* Instructions to follow:
Set the data down again so that every line matches exactly.

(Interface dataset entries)
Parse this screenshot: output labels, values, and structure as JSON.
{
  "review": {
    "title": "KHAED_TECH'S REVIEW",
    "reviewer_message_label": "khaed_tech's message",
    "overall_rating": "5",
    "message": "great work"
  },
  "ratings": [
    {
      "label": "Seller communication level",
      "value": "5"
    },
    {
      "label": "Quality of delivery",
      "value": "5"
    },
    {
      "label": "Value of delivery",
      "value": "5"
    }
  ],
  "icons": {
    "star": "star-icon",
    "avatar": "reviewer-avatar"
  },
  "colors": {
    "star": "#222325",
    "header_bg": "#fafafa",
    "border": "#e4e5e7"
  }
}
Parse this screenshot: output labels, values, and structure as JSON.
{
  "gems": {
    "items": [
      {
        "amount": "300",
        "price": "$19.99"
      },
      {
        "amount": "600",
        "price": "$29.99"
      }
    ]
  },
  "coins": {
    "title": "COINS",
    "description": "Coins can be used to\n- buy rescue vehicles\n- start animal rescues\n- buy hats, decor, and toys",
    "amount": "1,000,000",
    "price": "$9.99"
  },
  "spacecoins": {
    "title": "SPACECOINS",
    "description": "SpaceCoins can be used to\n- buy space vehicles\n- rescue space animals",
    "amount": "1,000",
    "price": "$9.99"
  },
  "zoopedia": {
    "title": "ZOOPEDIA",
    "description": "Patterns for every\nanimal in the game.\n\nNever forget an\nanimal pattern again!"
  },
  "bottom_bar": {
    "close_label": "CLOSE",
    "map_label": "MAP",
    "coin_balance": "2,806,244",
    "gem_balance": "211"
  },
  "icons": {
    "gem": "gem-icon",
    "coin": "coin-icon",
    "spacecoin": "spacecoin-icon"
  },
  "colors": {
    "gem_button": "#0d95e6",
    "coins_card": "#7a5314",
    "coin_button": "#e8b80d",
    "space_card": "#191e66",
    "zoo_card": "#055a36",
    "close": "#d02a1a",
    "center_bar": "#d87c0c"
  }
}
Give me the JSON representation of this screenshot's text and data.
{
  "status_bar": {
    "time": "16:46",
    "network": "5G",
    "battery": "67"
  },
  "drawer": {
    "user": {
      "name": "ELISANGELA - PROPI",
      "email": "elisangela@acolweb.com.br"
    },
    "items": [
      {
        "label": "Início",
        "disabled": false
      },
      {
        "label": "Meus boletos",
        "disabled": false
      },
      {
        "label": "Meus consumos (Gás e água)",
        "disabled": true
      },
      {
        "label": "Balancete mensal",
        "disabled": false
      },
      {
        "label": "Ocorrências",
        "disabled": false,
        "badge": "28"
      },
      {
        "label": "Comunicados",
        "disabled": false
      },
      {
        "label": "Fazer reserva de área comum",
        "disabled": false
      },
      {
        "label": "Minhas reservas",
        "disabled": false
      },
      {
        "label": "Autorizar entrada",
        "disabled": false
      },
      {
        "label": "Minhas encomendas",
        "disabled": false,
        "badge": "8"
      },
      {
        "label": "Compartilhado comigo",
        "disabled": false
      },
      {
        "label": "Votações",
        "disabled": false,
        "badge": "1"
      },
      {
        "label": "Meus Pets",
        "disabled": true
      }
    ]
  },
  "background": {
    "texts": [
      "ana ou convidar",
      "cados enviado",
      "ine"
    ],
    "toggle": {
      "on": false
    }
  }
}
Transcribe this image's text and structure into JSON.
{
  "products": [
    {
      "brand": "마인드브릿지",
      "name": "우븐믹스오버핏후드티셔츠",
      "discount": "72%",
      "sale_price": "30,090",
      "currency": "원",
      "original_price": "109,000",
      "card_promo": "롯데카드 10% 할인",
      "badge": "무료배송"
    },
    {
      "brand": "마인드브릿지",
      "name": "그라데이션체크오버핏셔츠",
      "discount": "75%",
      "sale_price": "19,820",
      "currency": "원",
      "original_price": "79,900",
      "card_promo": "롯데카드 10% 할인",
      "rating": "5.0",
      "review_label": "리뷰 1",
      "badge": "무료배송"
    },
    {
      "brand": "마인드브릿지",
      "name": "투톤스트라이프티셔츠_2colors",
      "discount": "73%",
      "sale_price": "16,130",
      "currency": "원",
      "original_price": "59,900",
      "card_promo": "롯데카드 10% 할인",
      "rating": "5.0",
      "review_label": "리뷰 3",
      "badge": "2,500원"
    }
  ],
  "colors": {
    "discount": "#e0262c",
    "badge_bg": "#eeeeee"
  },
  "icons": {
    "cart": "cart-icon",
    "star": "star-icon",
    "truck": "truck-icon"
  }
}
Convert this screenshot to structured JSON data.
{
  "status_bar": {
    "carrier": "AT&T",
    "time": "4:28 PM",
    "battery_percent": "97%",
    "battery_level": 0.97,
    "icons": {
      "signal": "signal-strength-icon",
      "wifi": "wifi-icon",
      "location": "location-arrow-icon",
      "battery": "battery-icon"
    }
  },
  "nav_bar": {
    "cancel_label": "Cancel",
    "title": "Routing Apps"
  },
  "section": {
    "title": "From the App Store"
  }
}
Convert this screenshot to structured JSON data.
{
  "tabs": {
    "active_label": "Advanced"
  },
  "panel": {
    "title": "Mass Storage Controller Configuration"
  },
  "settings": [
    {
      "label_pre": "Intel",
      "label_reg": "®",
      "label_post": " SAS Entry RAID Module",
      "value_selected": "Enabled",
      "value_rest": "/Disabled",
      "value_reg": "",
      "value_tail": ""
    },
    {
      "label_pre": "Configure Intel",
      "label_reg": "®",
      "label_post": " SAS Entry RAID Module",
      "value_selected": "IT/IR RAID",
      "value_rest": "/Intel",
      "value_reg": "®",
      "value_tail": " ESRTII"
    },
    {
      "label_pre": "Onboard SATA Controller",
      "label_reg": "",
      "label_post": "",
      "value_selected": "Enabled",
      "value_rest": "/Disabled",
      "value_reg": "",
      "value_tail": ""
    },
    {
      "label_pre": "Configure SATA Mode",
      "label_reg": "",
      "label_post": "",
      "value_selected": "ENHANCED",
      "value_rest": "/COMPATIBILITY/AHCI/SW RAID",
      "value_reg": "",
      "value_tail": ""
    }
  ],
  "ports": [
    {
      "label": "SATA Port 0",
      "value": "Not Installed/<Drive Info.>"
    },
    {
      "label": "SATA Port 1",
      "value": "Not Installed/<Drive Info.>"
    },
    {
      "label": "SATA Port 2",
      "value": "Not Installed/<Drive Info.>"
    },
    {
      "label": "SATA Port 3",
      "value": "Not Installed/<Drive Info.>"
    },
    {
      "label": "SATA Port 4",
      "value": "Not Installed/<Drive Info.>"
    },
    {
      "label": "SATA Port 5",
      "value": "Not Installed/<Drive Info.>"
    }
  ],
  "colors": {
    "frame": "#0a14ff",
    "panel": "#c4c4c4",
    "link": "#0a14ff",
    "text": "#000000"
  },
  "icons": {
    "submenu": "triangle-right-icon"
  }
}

* Answer to the exercise:
Parse this screenshot: output labels, values, and structure as JSON.
{
  "review": {
    "title": "KHAED_TECH'S REVIEW",
    "reviewer_message_label": "khaed_tech's message",
    "overall_rating": "5",
    "message": "great work"
  },
  "ratings": [
    {
      "label": "Seller communication level",
      "value": "5"
    },
    {
      "label": "Quality of delivery",
      "value": "5"
    },
    {
      "label": "Value of delivery",
      "value": "5"
    }
  ],
  "icons": {
    "star": "star-icon",
    "avatar": "reviewer-avatar"
  },
  "colors": {
    "star": "#222325",
    "header_bg": "#fafafa",
    "border": "#e4e5e7"
  }
}
Parse this screenshot: output labels, values, and structure as JSON.
{
  "gems": {
    "items": [
      {
        "amount": "300",
        "price": "$19.99"
      },
      {
        "amount": "600",
        "price": "$29.99"
      }
    ]
  },
  "coins": {
    "title": "COINS",
    "description": "Coins can be used to\n- buy rescue vehicles\n- start animal rescues\n- buy hats, decor, and toys",
    "amount": "1,000,000",
    "price": "$9.99"
  },
  "spacecoins": {
    "title": "SPACECOINS",
    "description": "SpaceCoins can be used to\n- buy space vehicles\n- rescue space animals",
    "amount": "1,000",
    "price": "$9.99"
  },
  "zoopedia": {
    "title": "ZOOPEDIA",
    "description": "Patterns for every\nanimal in the game.\n\nNever forget an\nanimal pattern again!"
  },
  "bottom_bar": {
    "close_label": "CLOSE",
    "map_label": "MAP",
    "coin_balance": "2,806,244",
    "gem_balance": "211"
  },
  "icons": {
    "gem": "gem-icon",
    "coin": "coin-icon",
    "spacecoin": "spacecoin-icon"
  },
  "colors": {
    "gem_button": "#0d95e6",
    "coins_card": "#7a5314",
    "coin_button": "#e8b80d",
    "space_card": "#191e66",
    "zoo_card": "#055a36",
    "close": "#d02a1a",
    "center_bar": "#d87c0c"
  }
}
Give me the JSON representation of this screenshot's text and data.
{
  "status_bar": {
    "time": "16:46",
    "network": "5G",
    "battery": "67"
  },
  "drawer": {
    "user": {
      "name": "ELISANGELA - PROPI",
      "email": "elisangela@acolweb.com.br"
    },
    "items": [
      {
        "label": "Início",
        "disabled": false
      },
      {
        "label": "Meus boletos",
        "disabled": false
      },
      {
        "label": "Meus consumos (Gás e água)",
        "disabled": true
      },
      {
        "label": "Balancete mensal",
        "disabled": false
      },
      {
        "label": "Ocorrências",
        "disabled": false,
        "badge": "28"
      },
      {
        "label": "Comunicados",
        "disabled": false
      },
      {
        "label": "Fazer reserva de área comum",
        "disabled": false
      },
      {
        "label": "Minhas reservas",
        "disabled": false
      },
      {
        "label": "Autorizar entrada",
        "disabled": false
      },
      {
        "label": "Minhas encomendas",
        "disabled": false,
        "badge": "8"
      },
      {
        "label": "Compartilhado comigo",
        "disabled": false
      },
      {
        "label": "Votações",
        "disabled": false,
        "badge": "1"
      },
      {
        "label": "Meus Pets",
        "disabled": true
      }
    ]
  },
  "background": {
    "texts": [
      "ana ou convidar",
      "cados enviado",
      "ine"
    ],
    "toggle": {
      "on": false
    }
  }
}
Transcribe this image's text and structure into JSON.
{
  "products": [
    {
      "brand": "마인드브릿지",
      "name": "우븐믹스오버핏후드티셔츠",
      "discount": "72%",
      "sale_price": "30,090",
      "currency": "원",
      "original_price": "109,000",
      "card_promo": "롯데카드 10% 할인",
      "badge": "무료배송"
    },
    {
      "brand": "마인드브릿지",
      "name": "그라데이션체크오버핏셔츠",
      "discount": "75%",
      "sale_price": "19,820",
      "currency": "원",
      "original_price": "79,900",
      "card_promo": "롯데카드 10% 할인",
      "rating": "5.0",
      "review_label": "리뷰 1",
      "badge": "무료배송"
    },
    {
      "brand": "마인드브릿지",
      "name": "투톤스트라이프티셔츠_2colors",
      "discount": "73%",
      "sale_price": "16,130",
      "currency": "원",
      "original_price": "59,900",
      "card_promo": "롯데카드 10% 할인",
      "rating": "5.0",
      "review_label": "리뷰 3",
      "badge": "2,500원"
    }
  ],
  "colors": {
    "discount": "#e0262c",
    "badge_bg": "#eeeeee"
  },
  "icons": {
    "cart": "cart-icon",
    "star": "star-icon",
    "truck": "truck-icon"
  }
}
Convert this screenshot to structured JSON data.
{
  "status_bar": {
    "carrier": "AT&T",
    "time": "4:28 PM",
    "battery_percent": "97%",
    "battery_level": 0.97,
    "icons": {
      "signal": "signal-strength-icon",
      "wifi": "wifi-icon",
      "location": "location-arrow-icon",
      "battery": "battery-icon"
    }
  },
  "nav_bar": {
    "cancel_label": "Cancel",
    "title": "Routing Apps"
  },
  "section": {
    "title": "From the App Store"
  }
}
Convert this screenshot to structured JSON data.
{
  "tabs": {
    "active_label": "Advanced"
  },
  "panel": {
    "title": "Mass Storage Controller Configuration"
  },
  "settings": [
    {
      "label_pre": "Intel",
      "label_reg": "®",
      "label_post": " SAS Entry RAID Module",
      "value_selected": "Enabled",
      "value_rest": "/Disabled",
      "value_reg": "",
      "value_tail": ""
    },
    {
      "label_pre": "Configure Intel",
      "label_reg": "®",
      "label_post": " SAS Entry RAID Module",
      "value_selected": "IT/IR RAID",
      "value_rest": "/Intel",
      "value_reg": "®",
      "value_tail": " ESRTII"
    },
    {
      "label_pre": "Onboard SATA Controller",
      "label_reg": "",
      "label_post": "",
      "value_selected": "Enabled",
      "value_rest": "/Disabled",
      "value_reg": "",
      "value_tail": ""
    },
    {
      "label_pre": "Configure SATA Mode",
      "label_reg": "",
      "label_post": "",
      "value_selected": "ENHANCED",
      "value_rest": "/COMPATIBILITY/AHCI/SW RAID",
      "value_reg": "",
      "value_tail": ""
    }
  ],
  "ports": [
    {
      "label": "SATA Port 0",
      "value": "Not Installed/<Drive Info.>"
    },
    {
      "label": "SATA Port 1",
      "value": "Not Installed/<Drive Info.>"
    },
    {
      "label": "SATA Port 2",
      "value": "Not Installed/<Drive Info.>"
    },
    {
      "label": "SATA Port 3",
      "value": "Not Installed/<Drive Info.>"
    },
    {
      "label": "SATA Port 4",
      "value": "Not Installed/<Drive Info.>"
    },
    {
      "label": "SATA Port 5",
      "value": "Not Installed/<Drive Info.>"
    }
  ],
  "colors": {
    "frame": "#0a14ff",
    "panel": "#c4c4c4",
    "link": "#0a14ff",
    "text": "#000000"
  },
  "icons": {
    "submenu": "triangle-right-icon"
  }
}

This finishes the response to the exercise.